=== Input for this task ===
------------
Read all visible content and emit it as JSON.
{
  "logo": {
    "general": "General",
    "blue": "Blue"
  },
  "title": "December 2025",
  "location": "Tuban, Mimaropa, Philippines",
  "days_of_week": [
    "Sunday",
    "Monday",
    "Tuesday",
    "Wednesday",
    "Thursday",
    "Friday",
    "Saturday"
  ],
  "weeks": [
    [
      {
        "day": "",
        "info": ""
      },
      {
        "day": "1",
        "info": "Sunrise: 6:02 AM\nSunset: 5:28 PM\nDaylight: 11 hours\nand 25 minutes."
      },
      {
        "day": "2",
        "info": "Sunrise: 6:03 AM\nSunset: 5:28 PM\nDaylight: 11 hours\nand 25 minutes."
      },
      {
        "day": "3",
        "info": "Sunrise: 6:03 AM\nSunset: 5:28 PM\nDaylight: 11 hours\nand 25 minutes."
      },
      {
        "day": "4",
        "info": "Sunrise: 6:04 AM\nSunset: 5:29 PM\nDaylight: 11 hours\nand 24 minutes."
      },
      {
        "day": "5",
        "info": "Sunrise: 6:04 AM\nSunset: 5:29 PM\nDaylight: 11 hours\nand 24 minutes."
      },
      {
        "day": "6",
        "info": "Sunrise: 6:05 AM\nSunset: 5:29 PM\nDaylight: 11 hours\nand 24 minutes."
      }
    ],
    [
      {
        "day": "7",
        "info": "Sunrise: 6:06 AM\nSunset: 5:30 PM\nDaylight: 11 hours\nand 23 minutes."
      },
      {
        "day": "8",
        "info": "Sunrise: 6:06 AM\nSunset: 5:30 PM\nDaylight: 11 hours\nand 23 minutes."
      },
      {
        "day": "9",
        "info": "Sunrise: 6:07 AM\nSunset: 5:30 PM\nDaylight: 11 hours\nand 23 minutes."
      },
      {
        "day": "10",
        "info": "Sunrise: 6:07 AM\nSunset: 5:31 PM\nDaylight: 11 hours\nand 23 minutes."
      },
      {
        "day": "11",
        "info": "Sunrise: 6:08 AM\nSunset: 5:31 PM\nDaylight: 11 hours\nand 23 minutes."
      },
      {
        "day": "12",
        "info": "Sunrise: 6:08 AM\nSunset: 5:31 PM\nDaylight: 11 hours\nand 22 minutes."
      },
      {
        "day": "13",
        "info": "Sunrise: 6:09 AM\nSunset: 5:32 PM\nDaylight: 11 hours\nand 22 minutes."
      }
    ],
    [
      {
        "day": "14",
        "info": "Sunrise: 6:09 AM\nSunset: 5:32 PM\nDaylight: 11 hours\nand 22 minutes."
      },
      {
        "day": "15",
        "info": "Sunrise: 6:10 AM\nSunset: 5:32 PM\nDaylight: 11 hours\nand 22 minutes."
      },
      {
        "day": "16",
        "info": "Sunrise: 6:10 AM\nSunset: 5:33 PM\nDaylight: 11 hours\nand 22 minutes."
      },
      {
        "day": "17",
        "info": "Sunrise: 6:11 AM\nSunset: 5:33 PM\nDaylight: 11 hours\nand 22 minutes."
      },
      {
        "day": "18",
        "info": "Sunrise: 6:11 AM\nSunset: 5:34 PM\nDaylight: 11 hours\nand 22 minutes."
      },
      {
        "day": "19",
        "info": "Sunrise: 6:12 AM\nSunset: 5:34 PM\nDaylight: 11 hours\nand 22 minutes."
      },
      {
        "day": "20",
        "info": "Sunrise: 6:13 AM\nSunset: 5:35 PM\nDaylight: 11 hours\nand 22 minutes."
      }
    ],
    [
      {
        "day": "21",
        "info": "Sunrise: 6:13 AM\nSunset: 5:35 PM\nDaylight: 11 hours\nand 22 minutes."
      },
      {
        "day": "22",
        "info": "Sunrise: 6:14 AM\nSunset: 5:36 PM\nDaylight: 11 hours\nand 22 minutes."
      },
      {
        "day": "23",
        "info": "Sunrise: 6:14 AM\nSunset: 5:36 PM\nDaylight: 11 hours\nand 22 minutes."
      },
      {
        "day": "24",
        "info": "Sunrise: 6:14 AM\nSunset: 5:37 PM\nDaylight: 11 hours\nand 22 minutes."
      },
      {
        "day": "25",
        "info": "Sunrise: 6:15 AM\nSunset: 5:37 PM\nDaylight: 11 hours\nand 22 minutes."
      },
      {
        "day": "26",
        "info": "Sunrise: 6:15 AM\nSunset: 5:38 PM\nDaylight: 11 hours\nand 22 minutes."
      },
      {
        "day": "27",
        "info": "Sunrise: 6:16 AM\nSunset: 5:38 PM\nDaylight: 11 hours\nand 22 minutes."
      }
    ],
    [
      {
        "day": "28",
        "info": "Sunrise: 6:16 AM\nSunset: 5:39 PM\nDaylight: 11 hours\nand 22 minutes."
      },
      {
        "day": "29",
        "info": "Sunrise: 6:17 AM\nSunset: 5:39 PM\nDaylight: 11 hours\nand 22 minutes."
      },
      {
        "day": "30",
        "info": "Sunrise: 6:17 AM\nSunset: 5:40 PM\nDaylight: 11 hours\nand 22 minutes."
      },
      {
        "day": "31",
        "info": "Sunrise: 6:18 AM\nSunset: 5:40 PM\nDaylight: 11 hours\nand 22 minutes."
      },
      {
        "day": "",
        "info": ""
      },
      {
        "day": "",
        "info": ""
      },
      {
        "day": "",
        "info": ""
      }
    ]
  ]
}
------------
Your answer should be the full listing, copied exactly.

Read all visible content and emit it as JSON.
{
  "logo": {
    "general": "General",
    "blue": "Blue"
  },
  "title": "December 2025",
  "location": "Tuban, Mimaropa, Philippines",
  "days_of_week": [
    "Sunday",
    "Monday",
    "Tuesday",
    "Wednesday",
    "Thursday",
    "Friday",
    "Saturday"
  ],
  "weeks": [
    [
      {
        "day": "",
        "info": ""
      },
      {
        "day": "1",
        "info": "Sunrise: 6:02 AM\nSunset: 5:28 PM\nDaylight: 11 hours\nand 25 minutes."
      },
      {
        "day": "2",
        "info": "Sunrise: 6:03 AM\nSunset: 5:28 PM\nDaylight: 11 hours\nand 25 minutes."
      },
      {
        "day": "3",
        "info": "Sunrise: 6:03 AM\nSunset: 5:28 PM\nDaylight: 11 hours\nand 25 minutes."
      },
      {
        "day": "4",
        "info": "Sunrise: 6:04 AM\nSunset: 5:29 PM\nDaylight: 11 hours\nand 24 minutes."
      },
      {
        "day": "5",
        "info": "Sunrise: 6:04 AM\nSunset: 5:29 PM\nDaylight: 11 hours\nand 24 minutes."
      },
      {
        "day": "6",
        "info": "Sunrise: 6:05 AM\nSunset: 5:29 PM\nDaylight: 11 hours\nand 24 minutes."
      }
    ],
    [
      {
        "day": "7",
        "info": "Sunrise: 6:06 AM\nSunset: 5:30 PM\nDaylight: 11 hours\nand 23 minutes."
      },
      {
        "day": "8",
        "info": "Sunrise: 6:06 AM\nSunset: 5:30 PM\nDaylight: 11 hours\nand 23 minutes."
      },
      {
        "day": "9",
        "info": "Sunrise: 6:07 AM\nSunset: 5:30 PM\nDaylight: 11 hours\nand 23 minutes."
      },
      {
        "day": "10",
        "info": "Sunrise: 6:07 AM\nSunset: 5:31 PM\nDaylight: 11 hours\nand 23 minutes."
      },
      {
        "day": "11",
        "info": "Sunrise: 6:08 AM\nSunset: 5:31 PM\nDaylight: 11 hours\nand 23 minutes."
      },
      {
        "day": "12",
        "info": "Sunrise: 6:08 AM\nSunset: 5:31 PM\nDaylight: 11 hours\nand 22 minutes."
      },
      {
        "day": "13",
        "info": "Sunrise: 6:09 AM\nSunset: 5:32 PM\nDaylight: 11 hours\nand 22 minutes."
      }
    ],
    [
      {
        "day": "14",
        "info": "Sunrise: 6:09 AM\nSunset: 5:32 PM\nDaylight: 11 hours\nand 22 minutes."
      },
      {
        "day": "15",
        "info": "Sunrise: 6:10 AM\nSunset: 5:32 PM\nDaylight: 11 hours\nand 22 minutes."
      },
      {
        "day": "16",
        "info": "Sunrise: 6:10 AM\nSunset: 5:33 PM\nDaylight: 11 hours\nand 22 minutes."
      },
      {
        "day": "17",
        "info": "Sunrise: 6:11 AM\nSunset: 5:33 PM\nDaylight: 11 hours\nand 22 minutes."
      },
      {
        "day": "18",
        "info": "Sunrise: 6:11 AM\nSunset: 5:34 PM\nDaylight: 11 hours\nand 22 minutes."
      },
      {
        "day": "19",
        "info": "Sunrise: 6:12 AM\nSunset: 5:34 PM\nDaylight: 11 hours\nand 22 minutes."
      },
      {
        "day": "20",
        "info": "Sunrise: 6:13 AM\nSunset: 5:35 PM\nDaylight: 11 hours\nand 22 minutes."
      }
    ],
    [
      {
        "day": "21",
        "info": "Sunrise: 6:13 AM\nSunset: 5:35 PM\nDaylight: 11 hours\nand 22 minutes."
      },
      {
        "day": "22",
        "info": "Sunrise: 6:14 AM\nSunset: 5:36 PM\nDaylight: 11 hours\nand 22 minutes."
      },
      {
        "day": "23",
        "info": "Sunrise: 6:14 AM\nSunset: 5:36 PM\nDaylight: 11 hours\nand 22 minutes."
      },
      {
        "day": "24",
        "info": "Sunrise: 6:14 AM\nSunset: 5:37 PM\nDaylight: 11 hours\nand 22 minutes."
      },
      {
        "day": "25",
        "info": "Sunrise: 6:15 AM\nSunset: 5:37 PM\nDaylight: 11 hours\nand 22 minutes."
      },
      {
        "day": "26",
        "info": "Sunrise: 6:15 AM\nSunset: 5:38 PM\nDaylight: 11 hours\nand 22 minutes."
      },
      {
        "day": "27",
        "info": "Sunrise: 6:16 AM\nSunset: 5:38 PM\nDaylight: 11 hours\nand 22 minutes."
      }
    ],
    [
      {
        "day": "28",
        "info": "Sunrise: 6:16 AM\nSunset: 5:39 PM\nDaylight: 11 hours\nand 22 minutes."
      },
      {
        "day": "29",
        "info": "Sunrise: 6:17 AM\nSunset: 5:39 PM\nDaylight: 11 hours\nand 22 minutes."
      },
      {
        "day": "30",
        "info": "Sunrise: 6:17 AM\nSunset: 5:40 PM\nDaylight: 11 hours\nand 22 minutes."
      },
      {
        "day": "31",
        "info": "Sunrise: 6:18 AM\nSunset: 5:40 PM\nDaylight: 11 hours\nand 22 minutes."
      },
      {
        "day": "",
        "info": ""
      },
      {
        "day": "",
        "info": ""
      },
      {
        "day": "",
        "info": ""
      }
    ]
  ]
}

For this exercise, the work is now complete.